Where is the private sector?
UNDP resident representative says business community absent from climate change table
MANDEVILLE, Manchester — United Nations Development Programme (UNDP) Resident Representative in Jamaica Dr Arun Kashyap has noted a "conspicuous absence" of the private sector on the matter of climate change, even while efforts are being made by the Government and international organisations such as his to mainstream climate change issues
in national development priorities.
It was an observation also made by the Inter-American Development Bank and the Climate Investment Funds (CIF) at the CIF Partnership Forum in Montego Bay
last week, with both organisations underscoring the imporotance of private sector involvement in effectively helping vulnerable communities adapt to and mitigate the effects of climate change.
"With the private-sector becoming an integral actor in the national development process, it must become a proactive player in introducing efficiency and taking responsibility for reducing emissions and implementing adaptation initiatives in all areas of Jamaica's income-generating activities," Kashyap said.
To that end, the Government and the UNDP will be hosting a conference in Kingston later this month aimed at increasing the awareness of private sector leaders on the issues.
"...an unambiguous move towards managing risk, building resilience and strengthening preparedness does not happen by coincidence; it has to be a thoughtful choice that is reflected in the selected development pathway," said Kashyap.
The UNDP representative said he was of the view that international funds available to mitigate and adapt to climate change would be more accessible to countries where the Government and private sector work actively with each other.

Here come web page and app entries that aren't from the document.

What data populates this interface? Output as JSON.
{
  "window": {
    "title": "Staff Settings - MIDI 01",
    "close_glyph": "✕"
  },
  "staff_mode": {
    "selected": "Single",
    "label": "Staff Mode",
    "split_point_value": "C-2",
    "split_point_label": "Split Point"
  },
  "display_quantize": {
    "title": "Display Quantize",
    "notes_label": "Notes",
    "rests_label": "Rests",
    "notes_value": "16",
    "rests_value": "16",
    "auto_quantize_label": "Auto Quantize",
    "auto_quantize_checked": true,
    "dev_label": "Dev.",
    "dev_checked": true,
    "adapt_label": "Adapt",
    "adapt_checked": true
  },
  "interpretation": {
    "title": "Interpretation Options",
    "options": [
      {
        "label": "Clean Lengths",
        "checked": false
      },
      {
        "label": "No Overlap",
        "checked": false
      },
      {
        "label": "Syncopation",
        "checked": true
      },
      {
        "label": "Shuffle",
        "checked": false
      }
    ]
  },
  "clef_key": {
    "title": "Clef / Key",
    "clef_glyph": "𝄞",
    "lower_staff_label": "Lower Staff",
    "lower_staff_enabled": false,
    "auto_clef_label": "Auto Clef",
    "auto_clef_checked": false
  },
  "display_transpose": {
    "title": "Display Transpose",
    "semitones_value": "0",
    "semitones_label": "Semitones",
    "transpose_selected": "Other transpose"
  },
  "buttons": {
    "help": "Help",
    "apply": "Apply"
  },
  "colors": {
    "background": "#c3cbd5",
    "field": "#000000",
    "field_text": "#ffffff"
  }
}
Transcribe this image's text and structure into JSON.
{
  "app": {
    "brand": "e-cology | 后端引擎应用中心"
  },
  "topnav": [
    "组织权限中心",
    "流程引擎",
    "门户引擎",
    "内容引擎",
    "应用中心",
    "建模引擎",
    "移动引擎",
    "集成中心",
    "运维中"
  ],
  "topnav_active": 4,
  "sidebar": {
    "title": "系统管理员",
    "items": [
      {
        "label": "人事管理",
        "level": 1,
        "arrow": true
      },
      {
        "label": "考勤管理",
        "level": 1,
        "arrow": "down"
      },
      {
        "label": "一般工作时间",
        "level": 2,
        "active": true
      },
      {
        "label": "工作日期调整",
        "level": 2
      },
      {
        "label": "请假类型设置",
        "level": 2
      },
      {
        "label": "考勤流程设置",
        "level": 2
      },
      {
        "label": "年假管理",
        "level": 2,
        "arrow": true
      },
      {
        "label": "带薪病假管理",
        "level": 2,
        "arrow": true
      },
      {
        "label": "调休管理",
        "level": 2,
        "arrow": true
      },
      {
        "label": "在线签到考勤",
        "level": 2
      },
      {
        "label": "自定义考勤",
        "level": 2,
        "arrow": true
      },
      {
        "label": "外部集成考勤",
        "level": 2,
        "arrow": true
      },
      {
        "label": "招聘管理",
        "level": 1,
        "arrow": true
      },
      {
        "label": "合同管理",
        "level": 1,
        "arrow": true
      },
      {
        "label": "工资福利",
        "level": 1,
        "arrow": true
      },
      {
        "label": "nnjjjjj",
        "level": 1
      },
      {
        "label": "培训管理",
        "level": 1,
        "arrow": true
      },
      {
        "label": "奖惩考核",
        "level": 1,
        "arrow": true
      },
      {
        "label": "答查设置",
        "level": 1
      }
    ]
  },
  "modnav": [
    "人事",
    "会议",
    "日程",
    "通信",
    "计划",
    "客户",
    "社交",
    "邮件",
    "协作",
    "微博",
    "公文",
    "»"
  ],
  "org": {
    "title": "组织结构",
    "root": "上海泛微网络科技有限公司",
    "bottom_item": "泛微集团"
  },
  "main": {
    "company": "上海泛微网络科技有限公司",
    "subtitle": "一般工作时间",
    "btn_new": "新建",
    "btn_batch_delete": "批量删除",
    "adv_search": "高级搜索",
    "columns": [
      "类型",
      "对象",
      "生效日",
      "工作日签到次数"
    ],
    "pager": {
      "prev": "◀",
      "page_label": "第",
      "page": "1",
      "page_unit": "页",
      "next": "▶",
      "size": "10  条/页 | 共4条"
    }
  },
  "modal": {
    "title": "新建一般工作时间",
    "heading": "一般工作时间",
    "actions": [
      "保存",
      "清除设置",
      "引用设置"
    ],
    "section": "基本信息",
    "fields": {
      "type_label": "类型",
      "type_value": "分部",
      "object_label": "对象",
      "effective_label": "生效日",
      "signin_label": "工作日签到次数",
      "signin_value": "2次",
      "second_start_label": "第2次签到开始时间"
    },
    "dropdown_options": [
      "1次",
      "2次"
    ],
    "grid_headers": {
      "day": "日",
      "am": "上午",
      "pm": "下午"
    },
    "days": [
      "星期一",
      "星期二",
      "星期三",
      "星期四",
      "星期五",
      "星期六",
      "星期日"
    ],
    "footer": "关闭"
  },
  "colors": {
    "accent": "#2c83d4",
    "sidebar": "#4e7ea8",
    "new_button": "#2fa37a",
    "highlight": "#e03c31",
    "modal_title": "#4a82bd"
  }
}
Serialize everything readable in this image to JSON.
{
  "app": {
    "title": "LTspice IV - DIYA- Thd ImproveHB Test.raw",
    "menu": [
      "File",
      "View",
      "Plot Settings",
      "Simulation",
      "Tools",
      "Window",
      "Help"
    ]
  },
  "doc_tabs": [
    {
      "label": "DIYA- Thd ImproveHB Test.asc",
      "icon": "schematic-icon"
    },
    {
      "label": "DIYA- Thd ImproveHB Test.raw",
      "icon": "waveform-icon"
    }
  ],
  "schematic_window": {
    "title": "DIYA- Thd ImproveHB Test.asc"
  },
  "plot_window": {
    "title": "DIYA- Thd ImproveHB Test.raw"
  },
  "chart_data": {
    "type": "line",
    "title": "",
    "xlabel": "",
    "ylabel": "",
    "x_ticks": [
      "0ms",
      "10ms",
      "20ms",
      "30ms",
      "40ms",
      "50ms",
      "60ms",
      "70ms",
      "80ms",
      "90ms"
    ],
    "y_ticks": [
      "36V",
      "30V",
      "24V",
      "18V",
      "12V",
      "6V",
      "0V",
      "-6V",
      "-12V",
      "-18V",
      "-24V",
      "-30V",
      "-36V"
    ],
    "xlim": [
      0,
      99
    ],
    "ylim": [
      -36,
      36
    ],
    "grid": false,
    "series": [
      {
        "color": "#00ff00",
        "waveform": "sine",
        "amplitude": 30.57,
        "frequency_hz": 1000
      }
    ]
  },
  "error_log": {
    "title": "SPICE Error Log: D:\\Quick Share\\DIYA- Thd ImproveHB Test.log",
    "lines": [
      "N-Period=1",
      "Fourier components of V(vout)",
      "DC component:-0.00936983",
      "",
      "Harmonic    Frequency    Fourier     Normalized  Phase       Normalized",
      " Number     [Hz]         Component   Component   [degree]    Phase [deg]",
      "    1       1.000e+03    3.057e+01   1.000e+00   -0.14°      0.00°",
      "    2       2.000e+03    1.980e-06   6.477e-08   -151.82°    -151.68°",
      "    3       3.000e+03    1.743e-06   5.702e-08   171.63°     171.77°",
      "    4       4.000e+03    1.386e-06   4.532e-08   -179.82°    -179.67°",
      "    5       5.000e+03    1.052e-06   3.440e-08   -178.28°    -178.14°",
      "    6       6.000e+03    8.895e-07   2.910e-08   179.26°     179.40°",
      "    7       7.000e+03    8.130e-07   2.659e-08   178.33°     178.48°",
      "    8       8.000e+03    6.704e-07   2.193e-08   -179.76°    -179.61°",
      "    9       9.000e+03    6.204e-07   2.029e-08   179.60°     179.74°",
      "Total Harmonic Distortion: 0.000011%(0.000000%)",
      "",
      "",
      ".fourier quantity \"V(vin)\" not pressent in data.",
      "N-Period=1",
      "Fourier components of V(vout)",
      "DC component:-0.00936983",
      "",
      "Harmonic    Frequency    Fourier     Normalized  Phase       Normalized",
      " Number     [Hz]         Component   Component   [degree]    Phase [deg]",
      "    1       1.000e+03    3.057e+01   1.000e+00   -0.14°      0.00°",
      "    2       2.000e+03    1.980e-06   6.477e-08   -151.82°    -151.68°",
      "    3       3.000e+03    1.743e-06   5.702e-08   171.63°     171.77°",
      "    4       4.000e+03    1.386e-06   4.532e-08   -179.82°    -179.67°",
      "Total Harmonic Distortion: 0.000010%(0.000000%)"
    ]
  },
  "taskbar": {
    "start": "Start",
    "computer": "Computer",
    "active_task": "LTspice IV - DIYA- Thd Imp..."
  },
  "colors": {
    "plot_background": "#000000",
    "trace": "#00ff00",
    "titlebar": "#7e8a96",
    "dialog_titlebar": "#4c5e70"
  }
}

Kashyap, who was guest speaker at the 50th Anniversary and Presidential Installation Banquet for the Rotary Club of Mandeville on Saturday, added that stakeholder involvement globally and in Small Island Developing States such as Jamaica, is particularly important, as climate change is no longer an issue for a distant future.
He said that a recently released international study out of the University of Hawaii on global climatic tipping points has indicated that countries in the tropics will feel the first impact
of unprecedented elevated temperatures as early as within the next seven years.
Kingston, Kashyap said, was among the first cities highlighted to experience the rising temperatures.
Pointing to the frequency of natural catastrophic events such as floods, tropical storms, hurricanes and droughts, the UNDP rep said the country was impacted by 10 disaster events between 2001 and 2010, resulting in an approximate cost to the country of nearly $112 billion.
He suggested that climate change also presents an opportunity for the private sector, and argued that in order to remain competitive nationally, regionally and to strengthen its value chain links with international trading partners, businesses have to move with haste to educate themselves on the significant impact.